* _Assignment_
Whenever a line of the records below contains the word "content", copy that line.

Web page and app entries
┄┄┄┄┄┄

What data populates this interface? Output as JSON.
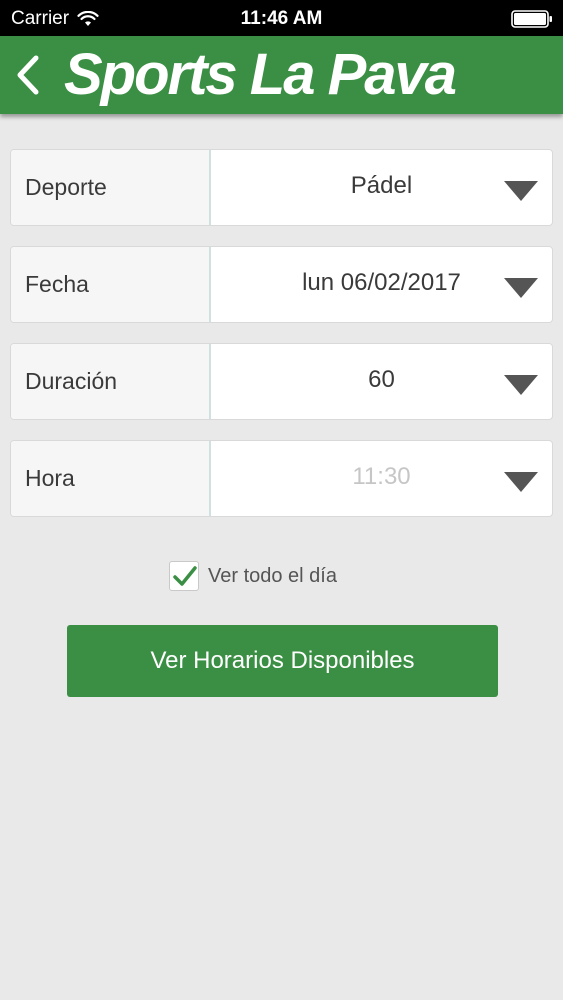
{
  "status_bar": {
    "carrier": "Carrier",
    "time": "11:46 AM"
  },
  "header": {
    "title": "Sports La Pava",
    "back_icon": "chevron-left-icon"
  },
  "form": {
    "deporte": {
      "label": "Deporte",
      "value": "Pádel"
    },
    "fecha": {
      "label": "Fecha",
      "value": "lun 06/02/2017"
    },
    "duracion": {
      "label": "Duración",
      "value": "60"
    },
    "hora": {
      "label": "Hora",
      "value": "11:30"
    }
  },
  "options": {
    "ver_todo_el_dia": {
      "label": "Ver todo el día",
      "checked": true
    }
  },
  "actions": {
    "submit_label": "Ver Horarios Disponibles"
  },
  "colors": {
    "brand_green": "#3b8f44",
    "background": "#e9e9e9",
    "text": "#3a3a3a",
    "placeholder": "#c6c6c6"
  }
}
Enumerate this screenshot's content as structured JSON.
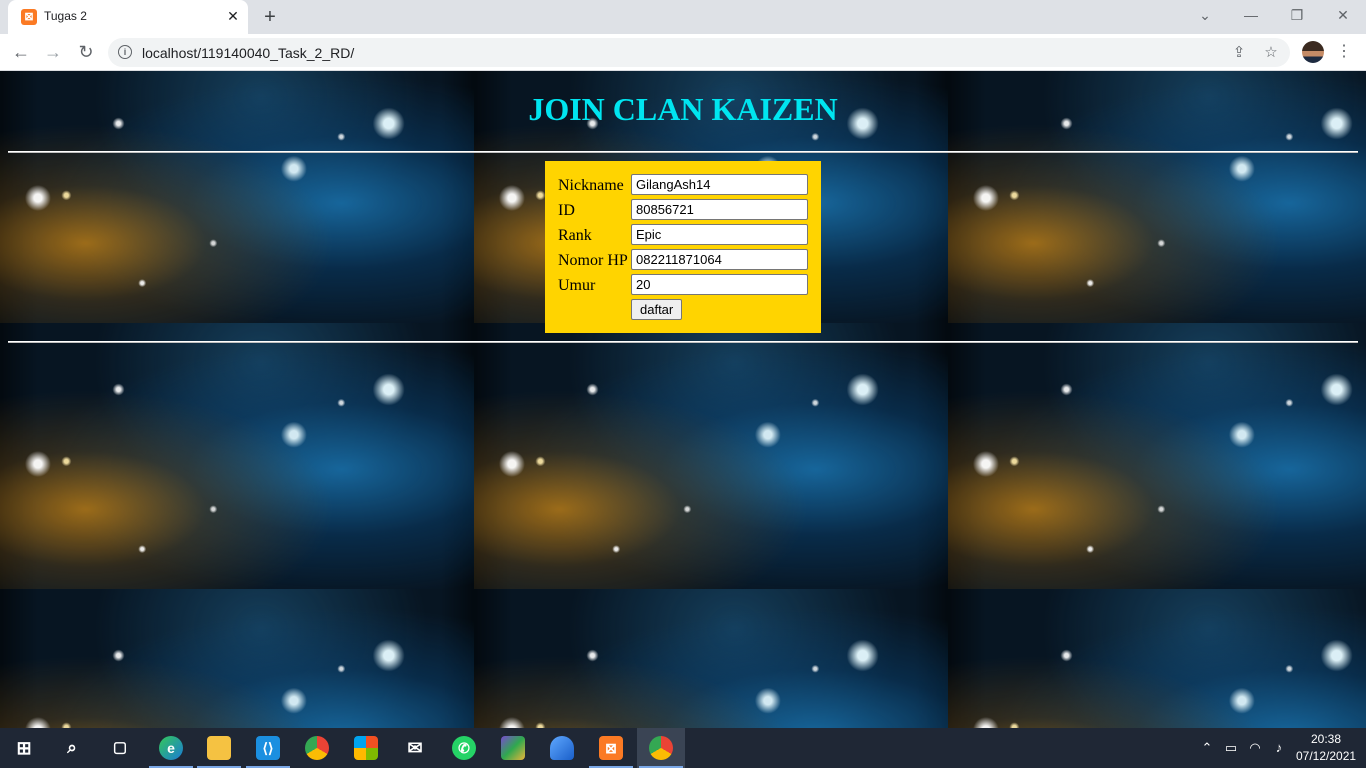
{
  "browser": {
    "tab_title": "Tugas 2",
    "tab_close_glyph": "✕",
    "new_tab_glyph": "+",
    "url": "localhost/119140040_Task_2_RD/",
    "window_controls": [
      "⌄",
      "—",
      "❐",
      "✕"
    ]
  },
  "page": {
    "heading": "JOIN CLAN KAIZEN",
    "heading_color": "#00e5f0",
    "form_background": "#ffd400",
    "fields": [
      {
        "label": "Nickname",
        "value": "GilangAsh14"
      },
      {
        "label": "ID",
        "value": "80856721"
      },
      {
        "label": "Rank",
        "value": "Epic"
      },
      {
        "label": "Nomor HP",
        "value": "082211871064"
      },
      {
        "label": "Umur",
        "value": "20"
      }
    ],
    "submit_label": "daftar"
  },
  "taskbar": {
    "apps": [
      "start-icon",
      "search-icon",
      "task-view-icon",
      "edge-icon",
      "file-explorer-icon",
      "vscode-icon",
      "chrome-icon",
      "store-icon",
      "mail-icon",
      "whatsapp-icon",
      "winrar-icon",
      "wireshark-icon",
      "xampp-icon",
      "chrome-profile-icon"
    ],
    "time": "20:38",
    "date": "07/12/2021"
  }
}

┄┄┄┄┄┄

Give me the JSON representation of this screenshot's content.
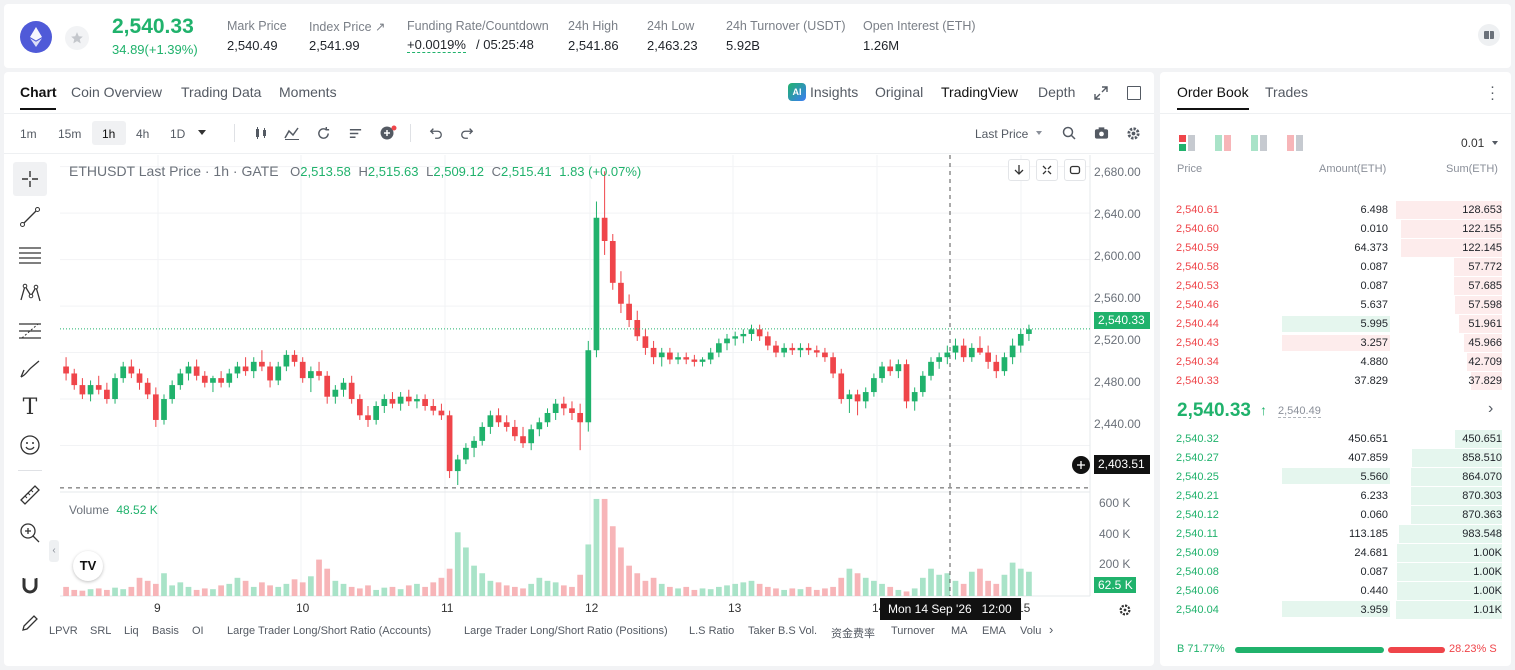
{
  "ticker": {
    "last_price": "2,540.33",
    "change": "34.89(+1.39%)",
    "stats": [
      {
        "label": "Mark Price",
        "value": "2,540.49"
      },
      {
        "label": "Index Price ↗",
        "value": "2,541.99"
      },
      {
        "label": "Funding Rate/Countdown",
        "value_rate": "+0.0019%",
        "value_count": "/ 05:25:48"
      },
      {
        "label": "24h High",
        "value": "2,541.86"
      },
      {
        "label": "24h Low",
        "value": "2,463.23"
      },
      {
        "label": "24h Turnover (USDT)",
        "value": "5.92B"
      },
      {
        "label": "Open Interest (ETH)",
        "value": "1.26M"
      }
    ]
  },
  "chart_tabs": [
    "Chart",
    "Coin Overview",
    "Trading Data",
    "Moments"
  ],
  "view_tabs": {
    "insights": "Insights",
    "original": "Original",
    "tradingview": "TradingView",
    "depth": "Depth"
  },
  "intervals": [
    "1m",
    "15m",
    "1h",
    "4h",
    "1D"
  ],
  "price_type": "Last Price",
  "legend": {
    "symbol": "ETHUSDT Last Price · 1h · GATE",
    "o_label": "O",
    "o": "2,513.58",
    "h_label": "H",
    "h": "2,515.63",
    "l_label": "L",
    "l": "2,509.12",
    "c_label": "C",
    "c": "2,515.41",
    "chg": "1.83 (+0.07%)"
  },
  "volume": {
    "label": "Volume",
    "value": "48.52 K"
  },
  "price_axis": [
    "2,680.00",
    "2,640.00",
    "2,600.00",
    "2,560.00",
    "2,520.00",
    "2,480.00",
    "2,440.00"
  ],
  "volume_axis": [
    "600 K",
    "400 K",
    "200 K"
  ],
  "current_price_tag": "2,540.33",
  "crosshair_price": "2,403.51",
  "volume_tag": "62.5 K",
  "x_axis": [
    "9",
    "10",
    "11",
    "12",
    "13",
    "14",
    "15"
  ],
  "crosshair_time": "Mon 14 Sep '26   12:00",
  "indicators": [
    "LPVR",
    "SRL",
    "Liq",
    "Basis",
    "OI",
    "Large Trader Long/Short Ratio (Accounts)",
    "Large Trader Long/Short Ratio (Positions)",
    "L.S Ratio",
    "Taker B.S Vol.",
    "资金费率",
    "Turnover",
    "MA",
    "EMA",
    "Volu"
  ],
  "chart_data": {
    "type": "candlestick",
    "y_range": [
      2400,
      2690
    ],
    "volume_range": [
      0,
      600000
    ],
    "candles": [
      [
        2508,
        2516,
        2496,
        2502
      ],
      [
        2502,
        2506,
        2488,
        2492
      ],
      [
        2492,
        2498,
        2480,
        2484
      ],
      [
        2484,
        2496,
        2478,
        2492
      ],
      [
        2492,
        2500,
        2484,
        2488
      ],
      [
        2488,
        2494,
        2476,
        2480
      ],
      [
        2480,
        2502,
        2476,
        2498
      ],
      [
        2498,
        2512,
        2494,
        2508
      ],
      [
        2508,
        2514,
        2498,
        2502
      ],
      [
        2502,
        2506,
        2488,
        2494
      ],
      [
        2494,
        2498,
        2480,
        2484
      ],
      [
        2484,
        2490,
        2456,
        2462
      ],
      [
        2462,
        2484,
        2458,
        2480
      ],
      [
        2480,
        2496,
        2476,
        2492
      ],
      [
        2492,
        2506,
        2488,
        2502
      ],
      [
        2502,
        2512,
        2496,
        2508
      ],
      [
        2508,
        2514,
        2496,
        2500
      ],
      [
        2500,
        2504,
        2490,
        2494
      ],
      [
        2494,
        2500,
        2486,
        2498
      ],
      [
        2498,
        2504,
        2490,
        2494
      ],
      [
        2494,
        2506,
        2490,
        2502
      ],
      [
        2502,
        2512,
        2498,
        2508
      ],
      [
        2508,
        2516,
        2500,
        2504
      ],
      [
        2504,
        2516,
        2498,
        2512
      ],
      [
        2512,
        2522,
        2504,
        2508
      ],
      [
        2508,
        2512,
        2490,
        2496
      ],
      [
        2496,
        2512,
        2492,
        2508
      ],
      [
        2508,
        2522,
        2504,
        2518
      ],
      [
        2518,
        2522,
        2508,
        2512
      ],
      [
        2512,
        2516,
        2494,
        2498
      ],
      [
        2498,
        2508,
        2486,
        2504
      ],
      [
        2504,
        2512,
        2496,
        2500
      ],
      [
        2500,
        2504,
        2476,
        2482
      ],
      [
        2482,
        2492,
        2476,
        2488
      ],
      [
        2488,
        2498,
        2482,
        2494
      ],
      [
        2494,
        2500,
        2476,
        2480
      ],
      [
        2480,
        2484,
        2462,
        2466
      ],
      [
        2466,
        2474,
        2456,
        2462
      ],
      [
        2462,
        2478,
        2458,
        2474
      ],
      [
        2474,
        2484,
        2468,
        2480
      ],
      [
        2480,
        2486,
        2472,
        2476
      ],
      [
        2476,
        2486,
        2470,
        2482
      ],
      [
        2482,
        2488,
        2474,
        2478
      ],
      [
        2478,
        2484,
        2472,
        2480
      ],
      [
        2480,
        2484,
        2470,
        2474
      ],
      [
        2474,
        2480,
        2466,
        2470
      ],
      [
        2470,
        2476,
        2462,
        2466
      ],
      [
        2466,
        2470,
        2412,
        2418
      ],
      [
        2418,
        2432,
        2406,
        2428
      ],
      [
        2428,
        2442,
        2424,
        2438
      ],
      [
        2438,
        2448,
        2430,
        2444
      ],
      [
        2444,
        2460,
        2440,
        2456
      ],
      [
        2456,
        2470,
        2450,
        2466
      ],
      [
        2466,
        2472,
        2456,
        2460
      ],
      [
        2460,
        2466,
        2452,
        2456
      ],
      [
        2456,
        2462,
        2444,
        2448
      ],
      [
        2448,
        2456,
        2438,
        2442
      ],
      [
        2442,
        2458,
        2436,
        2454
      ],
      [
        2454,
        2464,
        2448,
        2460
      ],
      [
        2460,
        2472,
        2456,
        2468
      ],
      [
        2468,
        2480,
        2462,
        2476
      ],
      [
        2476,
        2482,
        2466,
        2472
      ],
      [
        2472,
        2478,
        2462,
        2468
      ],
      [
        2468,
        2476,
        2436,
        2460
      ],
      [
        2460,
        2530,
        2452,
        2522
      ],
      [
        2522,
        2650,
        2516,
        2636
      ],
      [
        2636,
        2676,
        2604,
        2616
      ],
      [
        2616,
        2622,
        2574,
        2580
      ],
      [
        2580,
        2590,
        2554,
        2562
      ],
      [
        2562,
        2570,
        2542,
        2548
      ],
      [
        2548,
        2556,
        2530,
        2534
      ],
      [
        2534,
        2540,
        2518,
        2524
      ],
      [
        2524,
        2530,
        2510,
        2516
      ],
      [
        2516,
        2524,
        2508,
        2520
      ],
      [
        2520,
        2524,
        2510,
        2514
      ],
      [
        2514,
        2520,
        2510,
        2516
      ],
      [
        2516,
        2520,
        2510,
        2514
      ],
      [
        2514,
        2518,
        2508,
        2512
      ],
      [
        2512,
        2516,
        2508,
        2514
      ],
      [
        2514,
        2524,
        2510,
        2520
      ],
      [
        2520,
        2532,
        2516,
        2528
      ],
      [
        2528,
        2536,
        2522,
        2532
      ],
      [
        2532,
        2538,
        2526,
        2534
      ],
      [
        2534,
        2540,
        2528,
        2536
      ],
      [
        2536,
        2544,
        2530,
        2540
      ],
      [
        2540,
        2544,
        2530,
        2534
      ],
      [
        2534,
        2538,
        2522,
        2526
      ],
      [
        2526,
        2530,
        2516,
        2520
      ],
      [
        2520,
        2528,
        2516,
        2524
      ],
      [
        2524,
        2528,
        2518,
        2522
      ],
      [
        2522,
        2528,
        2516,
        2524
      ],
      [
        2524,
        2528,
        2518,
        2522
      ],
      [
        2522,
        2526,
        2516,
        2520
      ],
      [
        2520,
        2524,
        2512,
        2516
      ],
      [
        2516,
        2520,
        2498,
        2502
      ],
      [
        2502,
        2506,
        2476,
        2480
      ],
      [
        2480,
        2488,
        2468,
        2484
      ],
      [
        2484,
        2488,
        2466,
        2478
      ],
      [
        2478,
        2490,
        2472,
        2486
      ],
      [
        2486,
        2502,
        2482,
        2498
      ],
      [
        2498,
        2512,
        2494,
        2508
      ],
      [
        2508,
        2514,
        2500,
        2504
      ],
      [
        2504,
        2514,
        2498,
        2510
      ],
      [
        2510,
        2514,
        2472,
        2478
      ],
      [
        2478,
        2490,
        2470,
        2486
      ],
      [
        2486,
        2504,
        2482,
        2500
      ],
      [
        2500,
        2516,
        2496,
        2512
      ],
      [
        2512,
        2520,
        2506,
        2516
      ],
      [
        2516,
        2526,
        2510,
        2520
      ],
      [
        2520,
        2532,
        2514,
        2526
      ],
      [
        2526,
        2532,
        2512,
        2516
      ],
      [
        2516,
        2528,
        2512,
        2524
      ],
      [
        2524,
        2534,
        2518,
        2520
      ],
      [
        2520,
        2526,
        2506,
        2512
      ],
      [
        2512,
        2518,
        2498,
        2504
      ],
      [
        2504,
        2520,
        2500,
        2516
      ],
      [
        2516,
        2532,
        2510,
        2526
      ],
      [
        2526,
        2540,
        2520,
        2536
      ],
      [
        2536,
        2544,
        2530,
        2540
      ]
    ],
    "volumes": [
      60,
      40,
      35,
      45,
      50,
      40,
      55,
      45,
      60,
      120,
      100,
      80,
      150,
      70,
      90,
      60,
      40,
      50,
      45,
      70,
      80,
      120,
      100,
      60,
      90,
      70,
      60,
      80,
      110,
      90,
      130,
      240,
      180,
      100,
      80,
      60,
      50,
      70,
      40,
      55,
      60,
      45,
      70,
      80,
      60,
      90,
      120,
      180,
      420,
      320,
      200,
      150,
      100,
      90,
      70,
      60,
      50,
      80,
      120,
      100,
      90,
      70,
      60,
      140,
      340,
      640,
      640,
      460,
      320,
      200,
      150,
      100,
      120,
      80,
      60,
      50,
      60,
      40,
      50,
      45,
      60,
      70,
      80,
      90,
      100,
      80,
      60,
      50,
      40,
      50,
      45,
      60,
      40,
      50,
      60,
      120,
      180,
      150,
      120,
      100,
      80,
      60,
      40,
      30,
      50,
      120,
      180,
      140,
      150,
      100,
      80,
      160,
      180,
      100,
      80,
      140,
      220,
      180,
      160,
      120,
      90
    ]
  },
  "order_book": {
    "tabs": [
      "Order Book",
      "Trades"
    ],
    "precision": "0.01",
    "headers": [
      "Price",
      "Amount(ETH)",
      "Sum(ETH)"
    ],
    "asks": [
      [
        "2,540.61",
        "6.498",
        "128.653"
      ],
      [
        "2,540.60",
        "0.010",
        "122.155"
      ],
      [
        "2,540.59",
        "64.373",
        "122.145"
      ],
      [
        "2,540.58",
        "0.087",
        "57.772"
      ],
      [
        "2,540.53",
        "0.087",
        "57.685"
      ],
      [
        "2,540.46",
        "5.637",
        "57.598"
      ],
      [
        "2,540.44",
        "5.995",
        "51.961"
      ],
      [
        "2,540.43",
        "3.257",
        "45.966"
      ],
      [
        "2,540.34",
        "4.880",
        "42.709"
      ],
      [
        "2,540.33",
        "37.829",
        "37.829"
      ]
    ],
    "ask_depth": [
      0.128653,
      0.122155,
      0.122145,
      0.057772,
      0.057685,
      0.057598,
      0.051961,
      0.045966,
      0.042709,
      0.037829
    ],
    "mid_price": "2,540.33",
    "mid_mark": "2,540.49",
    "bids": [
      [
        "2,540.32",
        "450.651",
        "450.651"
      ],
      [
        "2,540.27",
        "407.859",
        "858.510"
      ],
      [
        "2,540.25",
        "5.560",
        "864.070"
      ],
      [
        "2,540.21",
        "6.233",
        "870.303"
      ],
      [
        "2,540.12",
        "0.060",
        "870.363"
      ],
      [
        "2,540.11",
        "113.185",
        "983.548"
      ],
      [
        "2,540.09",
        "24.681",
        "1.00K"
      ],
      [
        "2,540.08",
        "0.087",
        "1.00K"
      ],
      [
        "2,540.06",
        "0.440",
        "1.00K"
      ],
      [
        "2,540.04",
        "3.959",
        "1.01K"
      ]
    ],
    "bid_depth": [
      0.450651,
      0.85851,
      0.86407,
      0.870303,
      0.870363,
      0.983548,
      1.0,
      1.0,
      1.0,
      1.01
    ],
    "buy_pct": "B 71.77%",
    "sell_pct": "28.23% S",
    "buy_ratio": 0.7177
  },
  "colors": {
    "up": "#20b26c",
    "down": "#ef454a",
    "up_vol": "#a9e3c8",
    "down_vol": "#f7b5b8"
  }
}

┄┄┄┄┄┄

* _Answer box_
Enumerate this screenshot's content as structured JSON.
Give me the JSON representation of this screenshot's content.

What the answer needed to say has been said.